*Problem:* The answer must be every line from the listing that holds the string "icon".

*Given records:*
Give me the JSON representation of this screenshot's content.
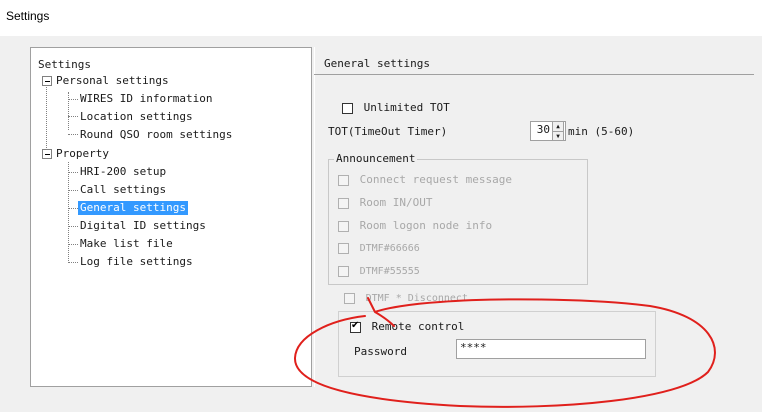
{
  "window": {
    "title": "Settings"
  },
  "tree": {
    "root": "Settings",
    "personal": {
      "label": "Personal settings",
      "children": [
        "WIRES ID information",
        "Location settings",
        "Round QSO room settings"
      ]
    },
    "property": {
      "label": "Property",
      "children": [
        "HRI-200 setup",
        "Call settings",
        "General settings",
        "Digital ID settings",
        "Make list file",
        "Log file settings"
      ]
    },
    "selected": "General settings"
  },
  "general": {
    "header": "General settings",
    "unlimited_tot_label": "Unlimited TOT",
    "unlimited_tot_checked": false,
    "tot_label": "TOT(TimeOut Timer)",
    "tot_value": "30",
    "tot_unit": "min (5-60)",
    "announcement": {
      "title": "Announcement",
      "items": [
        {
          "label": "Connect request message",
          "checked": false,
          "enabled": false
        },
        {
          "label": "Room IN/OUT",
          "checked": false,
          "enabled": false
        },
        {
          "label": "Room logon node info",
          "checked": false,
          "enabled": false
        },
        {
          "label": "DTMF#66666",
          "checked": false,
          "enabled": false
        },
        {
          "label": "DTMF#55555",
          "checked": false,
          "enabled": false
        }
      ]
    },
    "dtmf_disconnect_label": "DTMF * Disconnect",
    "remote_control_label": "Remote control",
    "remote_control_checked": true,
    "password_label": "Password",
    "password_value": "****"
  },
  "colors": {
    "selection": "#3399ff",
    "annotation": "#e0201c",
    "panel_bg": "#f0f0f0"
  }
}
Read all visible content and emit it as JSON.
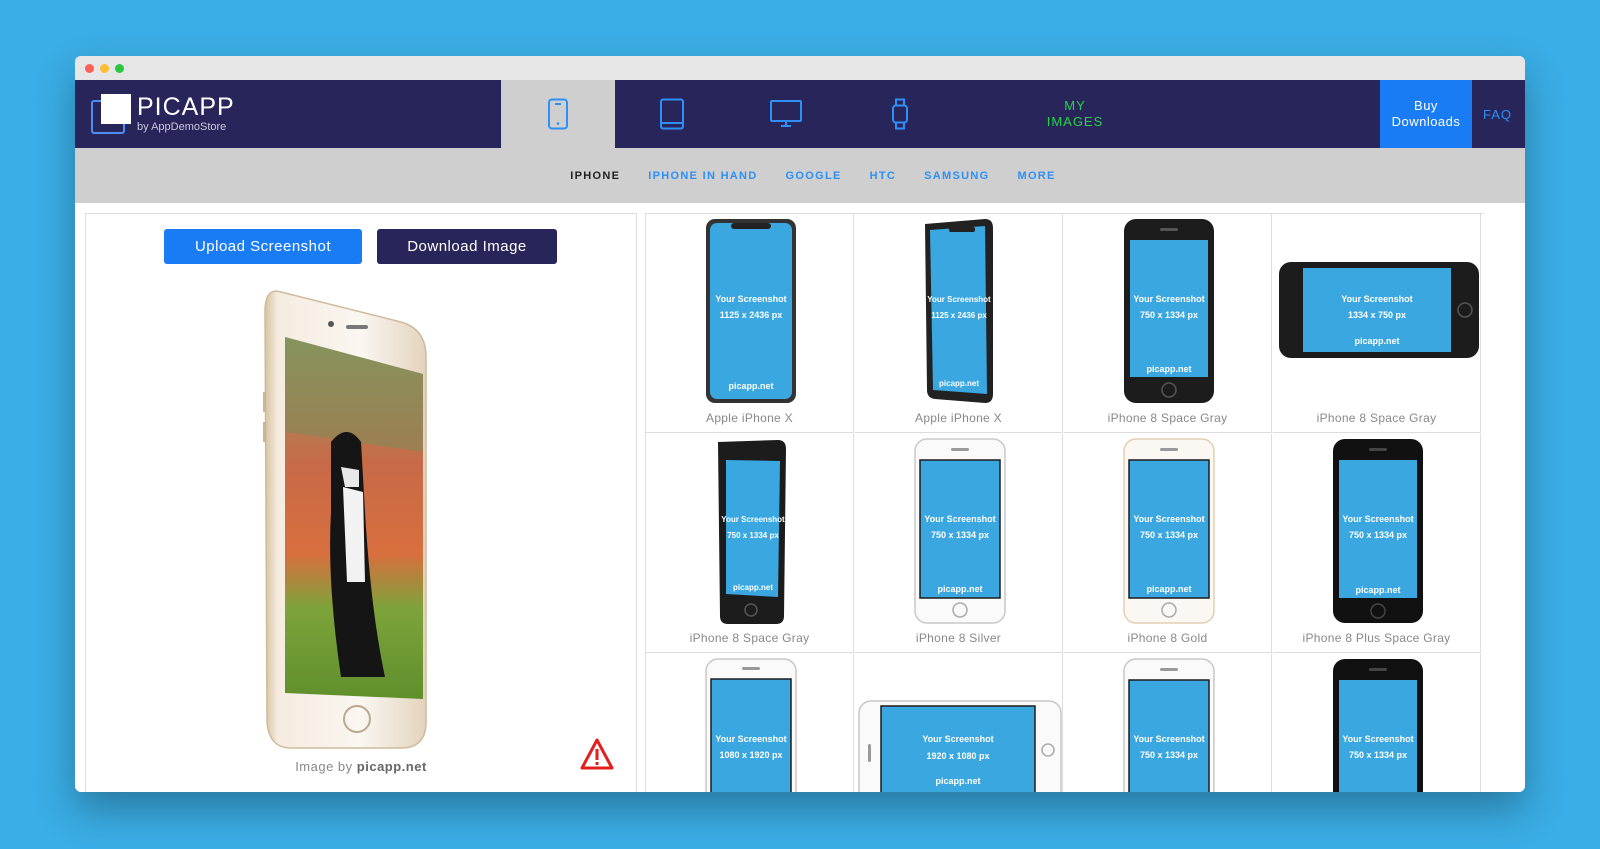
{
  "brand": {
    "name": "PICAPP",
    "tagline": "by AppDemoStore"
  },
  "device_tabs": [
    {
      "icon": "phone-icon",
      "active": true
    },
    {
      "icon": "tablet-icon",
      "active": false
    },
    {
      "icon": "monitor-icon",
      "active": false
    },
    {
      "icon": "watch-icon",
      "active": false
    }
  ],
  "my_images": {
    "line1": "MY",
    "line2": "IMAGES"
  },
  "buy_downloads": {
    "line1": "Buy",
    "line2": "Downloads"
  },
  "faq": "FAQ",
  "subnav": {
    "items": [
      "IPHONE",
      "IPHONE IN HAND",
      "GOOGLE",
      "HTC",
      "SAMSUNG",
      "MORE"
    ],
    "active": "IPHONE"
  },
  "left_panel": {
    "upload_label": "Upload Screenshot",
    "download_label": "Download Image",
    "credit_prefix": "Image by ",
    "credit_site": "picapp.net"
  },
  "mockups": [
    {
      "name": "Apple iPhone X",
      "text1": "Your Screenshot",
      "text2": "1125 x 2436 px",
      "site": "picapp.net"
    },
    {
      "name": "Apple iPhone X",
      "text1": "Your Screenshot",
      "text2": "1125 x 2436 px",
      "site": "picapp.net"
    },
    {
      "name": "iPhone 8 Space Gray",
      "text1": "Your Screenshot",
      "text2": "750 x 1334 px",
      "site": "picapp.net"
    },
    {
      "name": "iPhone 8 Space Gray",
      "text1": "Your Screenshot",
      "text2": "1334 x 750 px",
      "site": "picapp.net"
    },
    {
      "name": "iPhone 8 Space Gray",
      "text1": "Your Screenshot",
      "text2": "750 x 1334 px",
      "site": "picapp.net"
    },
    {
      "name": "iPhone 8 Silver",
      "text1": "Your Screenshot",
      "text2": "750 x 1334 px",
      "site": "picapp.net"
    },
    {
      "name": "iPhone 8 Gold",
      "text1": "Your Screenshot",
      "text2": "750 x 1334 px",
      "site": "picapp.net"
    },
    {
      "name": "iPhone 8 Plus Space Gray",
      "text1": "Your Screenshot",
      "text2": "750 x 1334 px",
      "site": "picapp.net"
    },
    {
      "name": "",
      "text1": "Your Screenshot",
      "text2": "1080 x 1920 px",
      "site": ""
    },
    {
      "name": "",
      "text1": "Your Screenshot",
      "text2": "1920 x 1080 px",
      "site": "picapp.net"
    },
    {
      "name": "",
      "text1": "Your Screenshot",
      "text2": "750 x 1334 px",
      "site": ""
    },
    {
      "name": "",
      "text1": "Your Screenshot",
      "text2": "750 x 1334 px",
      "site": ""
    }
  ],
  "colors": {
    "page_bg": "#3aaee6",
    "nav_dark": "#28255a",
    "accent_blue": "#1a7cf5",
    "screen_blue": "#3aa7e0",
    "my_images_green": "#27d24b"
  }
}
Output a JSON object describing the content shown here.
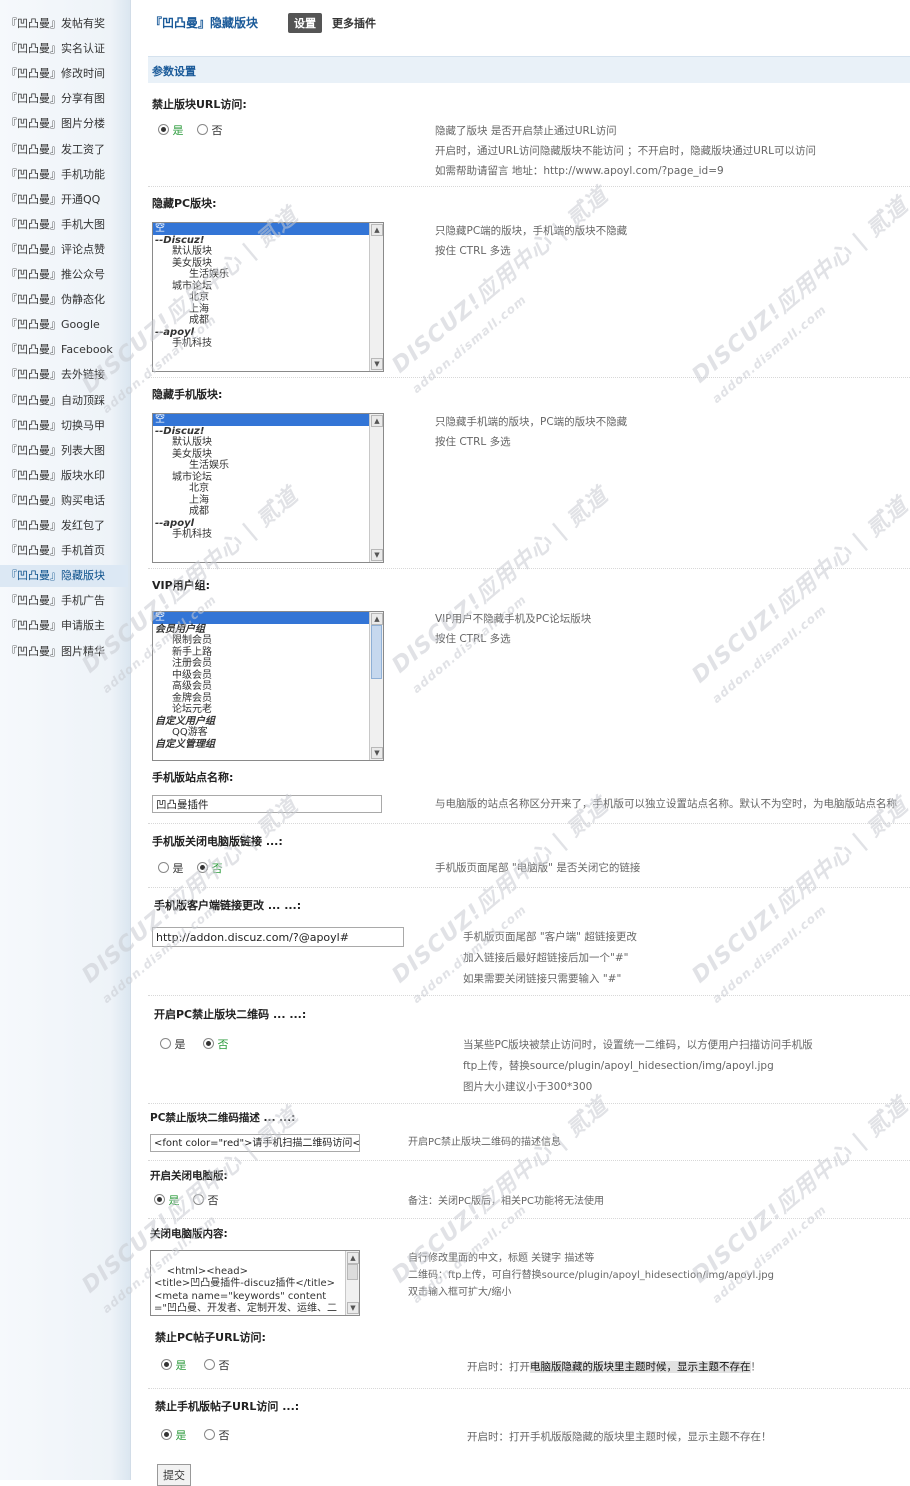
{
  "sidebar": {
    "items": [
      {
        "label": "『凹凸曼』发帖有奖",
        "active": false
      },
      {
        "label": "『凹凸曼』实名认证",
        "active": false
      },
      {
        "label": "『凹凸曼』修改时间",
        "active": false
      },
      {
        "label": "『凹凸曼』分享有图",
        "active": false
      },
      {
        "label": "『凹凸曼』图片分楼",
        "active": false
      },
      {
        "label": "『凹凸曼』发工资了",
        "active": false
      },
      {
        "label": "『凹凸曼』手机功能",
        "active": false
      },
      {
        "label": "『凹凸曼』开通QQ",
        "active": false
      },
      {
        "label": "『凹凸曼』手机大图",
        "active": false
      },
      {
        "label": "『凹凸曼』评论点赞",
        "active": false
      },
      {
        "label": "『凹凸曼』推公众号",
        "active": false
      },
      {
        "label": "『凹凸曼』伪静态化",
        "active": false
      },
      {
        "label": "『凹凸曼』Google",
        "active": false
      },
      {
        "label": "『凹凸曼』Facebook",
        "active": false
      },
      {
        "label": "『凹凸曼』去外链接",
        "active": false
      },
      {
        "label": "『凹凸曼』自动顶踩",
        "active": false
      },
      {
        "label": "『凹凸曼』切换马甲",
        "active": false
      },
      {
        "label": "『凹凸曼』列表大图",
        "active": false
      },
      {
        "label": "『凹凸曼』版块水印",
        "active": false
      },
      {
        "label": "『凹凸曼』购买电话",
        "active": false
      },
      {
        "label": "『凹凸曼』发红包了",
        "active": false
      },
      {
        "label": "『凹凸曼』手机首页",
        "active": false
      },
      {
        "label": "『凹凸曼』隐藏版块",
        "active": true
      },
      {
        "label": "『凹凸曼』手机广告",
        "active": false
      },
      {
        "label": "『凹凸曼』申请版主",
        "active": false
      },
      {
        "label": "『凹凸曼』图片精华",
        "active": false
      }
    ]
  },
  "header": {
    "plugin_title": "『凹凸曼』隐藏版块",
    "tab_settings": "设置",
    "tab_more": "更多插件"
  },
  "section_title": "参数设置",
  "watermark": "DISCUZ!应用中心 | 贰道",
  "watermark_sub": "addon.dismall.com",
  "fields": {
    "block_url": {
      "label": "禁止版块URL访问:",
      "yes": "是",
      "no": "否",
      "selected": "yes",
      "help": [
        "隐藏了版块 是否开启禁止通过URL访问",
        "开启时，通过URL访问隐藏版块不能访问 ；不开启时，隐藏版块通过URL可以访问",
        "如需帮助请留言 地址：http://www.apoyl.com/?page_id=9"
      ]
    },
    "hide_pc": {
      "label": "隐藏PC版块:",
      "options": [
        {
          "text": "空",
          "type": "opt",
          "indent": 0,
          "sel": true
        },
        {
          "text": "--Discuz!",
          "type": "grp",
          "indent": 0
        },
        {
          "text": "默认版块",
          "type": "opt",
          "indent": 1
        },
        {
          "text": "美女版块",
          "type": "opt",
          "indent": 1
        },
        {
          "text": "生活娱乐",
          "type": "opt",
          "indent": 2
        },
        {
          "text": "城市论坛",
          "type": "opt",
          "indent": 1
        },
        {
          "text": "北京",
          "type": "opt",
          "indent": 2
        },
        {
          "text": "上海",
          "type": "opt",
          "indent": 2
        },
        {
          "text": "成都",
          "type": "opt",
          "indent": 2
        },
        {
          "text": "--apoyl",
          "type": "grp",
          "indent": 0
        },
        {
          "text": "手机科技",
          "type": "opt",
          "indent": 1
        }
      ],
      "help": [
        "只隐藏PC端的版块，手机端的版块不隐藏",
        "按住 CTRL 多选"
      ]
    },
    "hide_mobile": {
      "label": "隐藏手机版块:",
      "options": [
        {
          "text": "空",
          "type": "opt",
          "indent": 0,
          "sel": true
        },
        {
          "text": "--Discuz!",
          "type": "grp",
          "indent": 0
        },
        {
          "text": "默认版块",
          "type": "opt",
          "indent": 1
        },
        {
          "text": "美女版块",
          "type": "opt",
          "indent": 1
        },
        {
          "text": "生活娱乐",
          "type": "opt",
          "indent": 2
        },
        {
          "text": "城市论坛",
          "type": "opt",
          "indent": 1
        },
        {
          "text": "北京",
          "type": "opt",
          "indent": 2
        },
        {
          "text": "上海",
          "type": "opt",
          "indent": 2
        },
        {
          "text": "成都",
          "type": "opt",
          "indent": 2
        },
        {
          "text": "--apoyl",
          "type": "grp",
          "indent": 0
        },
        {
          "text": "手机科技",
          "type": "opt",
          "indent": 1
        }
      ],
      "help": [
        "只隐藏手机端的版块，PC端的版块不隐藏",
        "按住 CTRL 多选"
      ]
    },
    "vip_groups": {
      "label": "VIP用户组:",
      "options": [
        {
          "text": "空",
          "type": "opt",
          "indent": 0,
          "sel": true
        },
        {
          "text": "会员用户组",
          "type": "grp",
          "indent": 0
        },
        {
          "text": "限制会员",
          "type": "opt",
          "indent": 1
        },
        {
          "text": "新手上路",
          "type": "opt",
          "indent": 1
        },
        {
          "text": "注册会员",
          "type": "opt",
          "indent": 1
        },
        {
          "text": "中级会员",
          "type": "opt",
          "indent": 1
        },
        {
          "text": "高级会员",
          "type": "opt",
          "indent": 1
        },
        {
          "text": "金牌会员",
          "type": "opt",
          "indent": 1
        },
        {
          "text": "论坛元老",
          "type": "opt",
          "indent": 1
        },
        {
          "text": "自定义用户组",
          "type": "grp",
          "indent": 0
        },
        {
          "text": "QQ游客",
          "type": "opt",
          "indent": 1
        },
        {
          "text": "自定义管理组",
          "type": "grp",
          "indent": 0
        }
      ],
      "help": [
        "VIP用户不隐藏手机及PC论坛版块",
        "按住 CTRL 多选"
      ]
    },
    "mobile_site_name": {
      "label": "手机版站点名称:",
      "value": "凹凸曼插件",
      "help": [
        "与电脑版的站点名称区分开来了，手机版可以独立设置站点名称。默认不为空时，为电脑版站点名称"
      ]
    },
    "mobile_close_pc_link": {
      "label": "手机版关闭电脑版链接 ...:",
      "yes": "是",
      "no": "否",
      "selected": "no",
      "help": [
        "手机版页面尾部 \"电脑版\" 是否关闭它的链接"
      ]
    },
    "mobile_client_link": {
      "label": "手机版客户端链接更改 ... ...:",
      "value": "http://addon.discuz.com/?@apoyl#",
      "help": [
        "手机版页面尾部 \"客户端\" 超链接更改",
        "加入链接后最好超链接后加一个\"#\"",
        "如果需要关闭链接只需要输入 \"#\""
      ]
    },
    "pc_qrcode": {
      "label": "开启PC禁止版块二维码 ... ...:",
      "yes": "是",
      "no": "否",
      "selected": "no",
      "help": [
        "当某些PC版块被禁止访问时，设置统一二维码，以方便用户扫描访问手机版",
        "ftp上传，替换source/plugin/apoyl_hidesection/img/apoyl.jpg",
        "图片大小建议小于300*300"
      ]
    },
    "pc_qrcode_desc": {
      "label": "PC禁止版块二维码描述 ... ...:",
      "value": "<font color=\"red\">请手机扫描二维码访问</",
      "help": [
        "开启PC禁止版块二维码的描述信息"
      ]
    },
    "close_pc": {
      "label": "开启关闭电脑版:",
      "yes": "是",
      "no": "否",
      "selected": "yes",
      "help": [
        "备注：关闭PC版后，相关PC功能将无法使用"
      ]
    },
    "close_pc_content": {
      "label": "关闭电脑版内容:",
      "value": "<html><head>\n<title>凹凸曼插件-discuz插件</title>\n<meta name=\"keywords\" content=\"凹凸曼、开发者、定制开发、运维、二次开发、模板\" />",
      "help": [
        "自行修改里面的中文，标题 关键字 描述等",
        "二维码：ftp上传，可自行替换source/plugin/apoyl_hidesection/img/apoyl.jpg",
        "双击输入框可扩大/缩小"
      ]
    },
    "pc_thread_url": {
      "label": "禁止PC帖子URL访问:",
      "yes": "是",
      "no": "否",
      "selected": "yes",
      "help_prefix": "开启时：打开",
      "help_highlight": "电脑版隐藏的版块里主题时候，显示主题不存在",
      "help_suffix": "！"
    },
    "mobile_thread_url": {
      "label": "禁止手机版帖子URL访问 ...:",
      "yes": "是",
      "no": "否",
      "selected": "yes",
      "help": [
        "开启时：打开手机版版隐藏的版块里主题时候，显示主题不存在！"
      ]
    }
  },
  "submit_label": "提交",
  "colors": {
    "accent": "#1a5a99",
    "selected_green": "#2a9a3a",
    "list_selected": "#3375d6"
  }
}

*Exercise output:*
      "icon": "phone-icon",
      "icon": "tablet-icon",
      "icon": "monitor-icon",
      "icon": "watch-icon",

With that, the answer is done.